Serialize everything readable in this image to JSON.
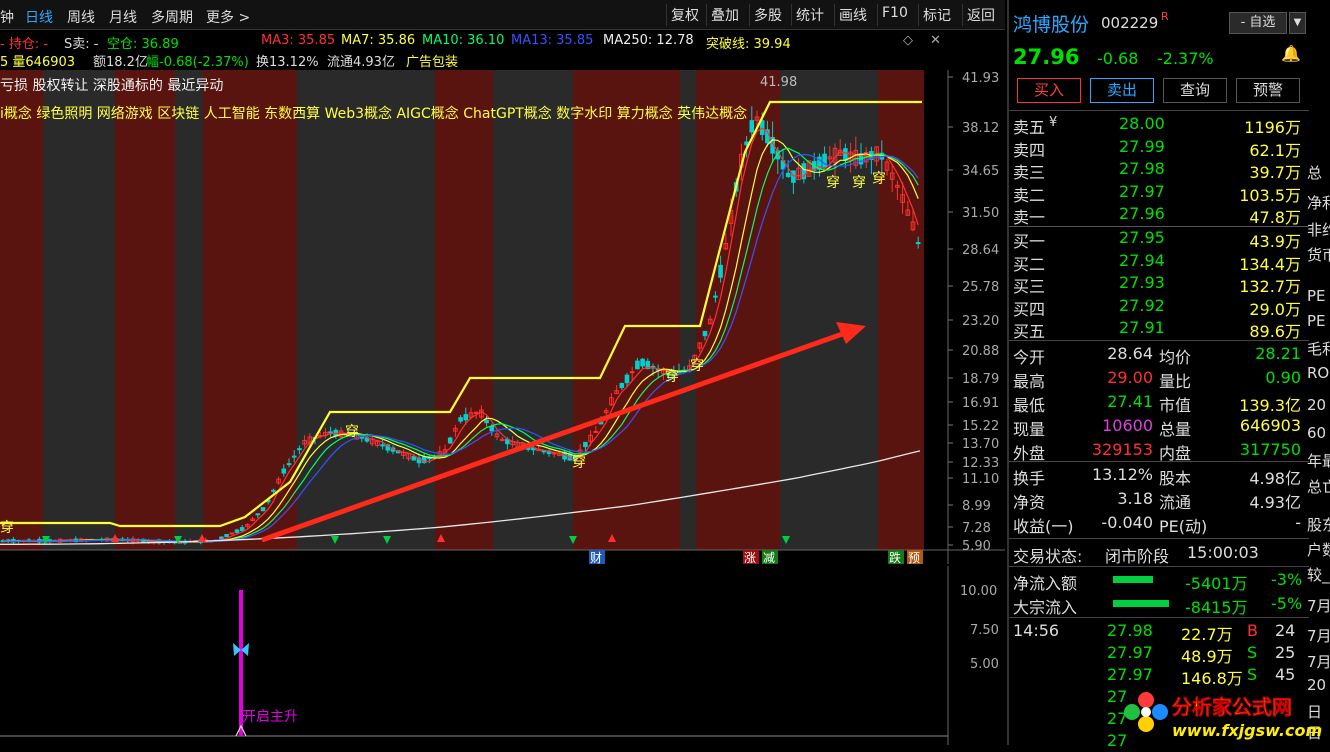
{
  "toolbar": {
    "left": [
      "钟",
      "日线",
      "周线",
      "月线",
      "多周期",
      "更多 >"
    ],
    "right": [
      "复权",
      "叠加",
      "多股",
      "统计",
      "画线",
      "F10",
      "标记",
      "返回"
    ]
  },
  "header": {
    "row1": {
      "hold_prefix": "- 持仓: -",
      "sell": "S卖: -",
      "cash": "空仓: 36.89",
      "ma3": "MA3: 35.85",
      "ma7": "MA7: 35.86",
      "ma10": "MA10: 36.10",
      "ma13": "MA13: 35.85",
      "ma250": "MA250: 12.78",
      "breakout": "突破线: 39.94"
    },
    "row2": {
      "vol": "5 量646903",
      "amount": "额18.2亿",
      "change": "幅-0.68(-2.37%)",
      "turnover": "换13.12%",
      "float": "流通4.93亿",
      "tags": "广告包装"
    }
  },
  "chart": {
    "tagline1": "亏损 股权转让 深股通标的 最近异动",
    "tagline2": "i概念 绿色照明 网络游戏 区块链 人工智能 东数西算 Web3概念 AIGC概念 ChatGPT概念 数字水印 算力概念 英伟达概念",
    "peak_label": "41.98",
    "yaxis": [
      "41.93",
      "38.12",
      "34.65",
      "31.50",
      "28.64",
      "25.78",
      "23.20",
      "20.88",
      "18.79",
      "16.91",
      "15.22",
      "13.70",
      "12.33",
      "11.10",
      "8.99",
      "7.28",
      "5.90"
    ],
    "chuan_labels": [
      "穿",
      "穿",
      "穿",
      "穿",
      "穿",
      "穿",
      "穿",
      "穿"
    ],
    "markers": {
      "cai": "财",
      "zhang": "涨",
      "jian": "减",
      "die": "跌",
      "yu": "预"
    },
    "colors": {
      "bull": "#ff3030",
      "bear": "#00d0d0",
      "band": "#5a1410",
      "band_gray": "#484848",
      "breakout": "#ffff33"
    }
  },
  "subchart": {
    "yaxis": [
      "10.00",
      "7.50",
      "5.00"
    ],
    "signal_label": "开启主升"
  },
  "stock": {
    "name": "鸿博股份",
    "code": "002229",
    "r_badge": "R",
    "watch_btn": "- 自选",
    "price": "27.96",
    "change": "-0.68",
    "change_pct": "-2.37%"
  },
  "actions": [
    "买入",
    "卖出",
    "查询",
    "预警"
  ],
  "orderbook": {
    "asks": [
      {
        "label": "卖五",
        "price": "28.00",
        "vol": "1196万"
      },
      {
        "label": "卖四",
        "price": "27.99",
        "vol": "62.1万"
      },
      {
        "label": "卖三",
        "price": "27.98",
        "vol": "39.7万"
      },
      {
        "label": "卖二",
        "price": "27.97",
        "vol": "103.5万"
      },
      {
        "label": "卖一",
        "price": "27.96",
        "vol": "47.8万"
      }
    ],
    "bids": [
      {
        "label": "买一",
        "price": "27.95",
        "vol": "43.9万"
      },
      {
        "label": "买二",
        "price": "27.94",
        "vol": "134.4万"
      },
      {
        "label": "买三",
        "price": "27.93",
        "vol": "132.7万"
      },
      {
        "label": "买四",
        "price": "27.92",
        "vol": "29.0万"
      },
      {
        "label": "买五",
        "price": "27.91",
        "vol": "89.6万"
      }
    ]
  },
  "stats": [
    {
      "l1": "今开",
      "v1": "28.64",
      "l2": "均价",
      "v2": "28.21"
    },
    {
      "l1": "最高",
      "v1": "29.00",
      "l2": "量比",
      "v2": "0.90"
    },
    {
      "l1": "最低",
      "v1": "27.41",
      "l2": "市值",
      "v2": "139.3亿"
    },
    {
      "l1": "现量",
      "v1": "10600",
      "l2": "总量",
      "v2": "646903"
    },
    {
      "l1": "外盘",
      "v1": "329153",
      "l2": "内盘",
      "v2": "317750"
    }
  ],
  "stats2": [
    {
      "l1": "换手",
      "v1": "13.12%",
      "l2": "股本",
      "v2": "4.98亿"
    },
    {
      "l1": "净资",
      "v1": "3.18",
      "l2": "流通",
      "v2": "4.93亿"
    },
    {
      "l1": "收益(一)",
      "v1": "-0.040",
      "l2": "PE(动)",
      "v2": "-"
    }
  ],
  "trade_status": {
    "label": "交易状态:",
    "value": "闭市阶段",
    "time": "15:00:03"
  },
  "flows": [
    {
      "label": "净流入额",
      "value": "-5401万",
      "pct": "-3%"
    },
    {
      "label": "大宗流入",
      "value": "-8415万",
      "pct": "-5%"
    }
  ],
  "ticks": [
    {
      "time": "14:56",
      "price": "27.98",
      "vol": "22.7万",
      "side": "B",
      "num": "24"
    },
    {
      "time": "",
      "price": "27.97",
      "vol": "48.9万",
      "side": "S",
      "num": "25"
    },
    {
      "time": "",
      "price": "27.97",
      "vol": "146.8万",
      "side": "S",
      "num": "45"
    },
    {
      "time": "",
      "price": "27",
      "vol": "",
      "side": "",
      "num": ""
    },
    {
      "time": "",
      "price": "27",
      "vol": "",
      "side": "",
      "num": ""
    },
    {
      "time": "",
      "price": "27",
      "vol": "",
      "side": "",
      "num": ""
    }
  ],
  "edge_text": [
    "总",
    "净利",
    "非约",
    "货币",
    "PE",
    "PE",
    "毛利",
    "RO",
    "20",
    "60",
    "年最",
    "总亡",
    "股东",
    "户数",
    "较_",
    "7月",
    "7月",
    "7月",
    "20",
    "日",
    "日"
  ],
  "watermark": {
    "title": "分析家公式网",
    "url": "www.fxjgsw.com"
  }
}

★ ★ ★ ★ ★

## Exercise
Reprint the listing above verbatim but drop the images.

## Worked solution
Serialize everything readable in this image to JSON.
{
  "toolbar": {
    "left": [
      "钟",
      "日线",
      "周线",
      "月线",
      "多周期",
      "更多 >"
    ],
    "right": [
      "复权",
      "叠加",
      "多股",
      "统计",
      "画线",
      "F10",
      "标记",
      "返回"
    ]
  },
  "header": {
    "row1": {
      "hold_prefix": "- 持仓: -",
      "sell": "S卖: -",
      "cash": "空仓: 36.89",
      "ma3": "MA3: 35.85",
      "ma7": "MA7: 35.86",
      "ma10": "MA10: 36.10",
      "ma13": "MA13: 35.85",
      "ma250": "MA250: 12.78",
      "breakout": "突破线: 39.94"
    },
    "row2": {
      "vol": "5 量646903",
      "amount": "额18.2亿",
      "change": "幅-0.68(-2.37%)",
      "turnover": "换13.12%",
      "float": "流通4.93亿",
      "tags": "广告包装"
    }
  },
  "chart": {
    "tagline1": "亏损 股权转让 深股通标的 最近异动",
    "tagline2": "i概念 绿色照明 网络游戏 区块链 人工智能 东数西算 Web3概念 AIGC概念 ChatGPT概念 数字水印 算力概念 英伟达概念",
    "peak_label": "41.98",
    "yaxis": [
      "41.93",
      "38.12",
      "34.65",
      "31.50",
      "28.64",
      "25.78",
      "23.20",
      "20.88",
      "18.79",
      "16.91",
      "15.22",
      "13.70",
      "12.33",
      "11.10",
      "8.99",
      "7.28",
      "5.90"
    ],
    "chuan_labels": [
      "穿",
      "穿",
      "穿",
      "穿",
      "穿",
      "穿",
      "穿",
      "穿"
    ],
    "markers": {
      "cai": "财",
      "zhang": "涨",
      "jian": "减",
      "die": "跌",
      "yu": "预"
    },
    "colors": {
      "bull": "#ff3030",
      "bear": "#00d0d0",
      "band": "#5a1410",
      "band_gray": "#484848",
      "breakout": "#ffff33"
    }
  },
  "subchart": {
    "yaxis": [
      "10.00",
      "7.50",
      "5.00"
    ],
    "signal_label": "开启主升"
  },
  "stock": {
    "name": "鸿博股份",
    "code": "002229",
    "r_badge": "R",
    "watch_btn": "- 自选",
    "price": "27.96",
    "change": "-0.68",
    "change_pct": "-2.37%"
  },
  "actions": [
    "买入",
    "卖出",
    "查询",
    "预警"
  ],
  "orderbook": {
    "asks": [
      {
        "label": "卖五",
        "price": "28.00",
        "vol": "1196万"
      },
      {
        "label": "卖四",
        "price": "27.99",
        "vol": "62.1万"
      },
      {
        "label": "卖三",
        "price": "27.98",
        "vol": "39.7万"
      },
      {
        "label": "卖二",
        "price": "27.97",
        "vol": "103.5万"
      },
      {
        "label": "卖一",
        "price": "27.96",
        "vol": "47.8万"
      }
    ],
    "bids": [
      {
        "label": "买一",
        "price": "27.95",
        "vol": "43.9万"
      },
      {
        "label": "买二",
        "price": "27.94",
        "vol": "134.4万"
      },
      {
        "label": "买三",
        "price": "27.93",
        "vol": "132.7万"
      },
      {
        "label": "买四",
        "price": "27.92",
        "vol": "29.0万"
      },
      {
        "label": "买五",
        "price": "27.91",
        "vol": "89.6万"
      }
    ]
  },
  "stats": [
    {
      "l1": "今开",
      "v1": "28.64",
      "l2": "均价",
      "v2": "28.21"
    },
    {
      "l1": "最高",
      "v1": "29.00",
      "l2": "量比",
      "v2": "0.90"
    },
    {
      "l1": "最低",
      "v1": "27.41",
      "l2": "市值",
      "v2": "139.3亿"
    },
    {
      "l1": "现量",
      "v1": "10600",
      "l2": "总量",
      "v2": "646903"
    },
    {
      "l1": "外盘",
      "v1": "329153",
      "l2": "内盘",
      "v2": "317750"
    }
  ],
  "stats2": [
    {
      "l1": "换手",
      "v1": "13.12%",
      "l2": "股本",
      "v2": "4.98亿"
    },
    {
      "l1": "净资",
      "v1": "3.18",
      "l2": "流通",
      "v2": "4.93亿"
    },
    {
      "l1": "收益(一)",
      "v1": "-0.040",
      "l2": "PE(动)",
      "v2": "-"
    }
  ],
  "trade_status": {
    "label": "交易状态:",
    "value": "闭市阶段",
    "time": "15:00:03"
  },
  "flows": [
    {
      "label": "净流入额",
      "value": "-5401万",
      "pct": "-3%"
    },
    {
      "label": "大宗流入",
      "value": "-8415万",
      "pct": "-5%"
    }
  ],
  "ticks": [
    {
      "time": "14:56",
      "price": "27.98",
      "vol": "22.7万",
      "side": "B",
      "num": "24"
    },
    {
      "time": "",
      "price": "27.97",
      "vol": "48.9万",
      "side": "S",
      "num": "25"
    },
    {
      "time": "",
      "price": "27.97",
      "vol": "146.8万",
      "side": "S",
      "num": "45"
    },
    {
      "time": "",
      "price": "27",
      "vol": "",
      "side": "",
      "num": ""
    },
    {
      "time": "",
      "price": "27",
      "vol": "",
      "side": "",
      "num": ""
    },
    {
      "time": "",
      "price": "27",
      "vol": "",
      "side": "",
      "num": ""
    }
  ],
  "edge_text": [
    "总",
    "净利",
    "非约",
    "货币",
    "PE",
    "PE",
    "毛利",
    "RO",
    "20",
    "60",
    "年最",
    "总亡",
    "股东",
    "户数",
    "较_",
    "7月",
    "7月",
    "7月",
    "20",
    "日",
    "日"
  ],
  "watermark": {
    "title": "分析家公式网",
    "url": "www.fxjgsw.com"
  }
}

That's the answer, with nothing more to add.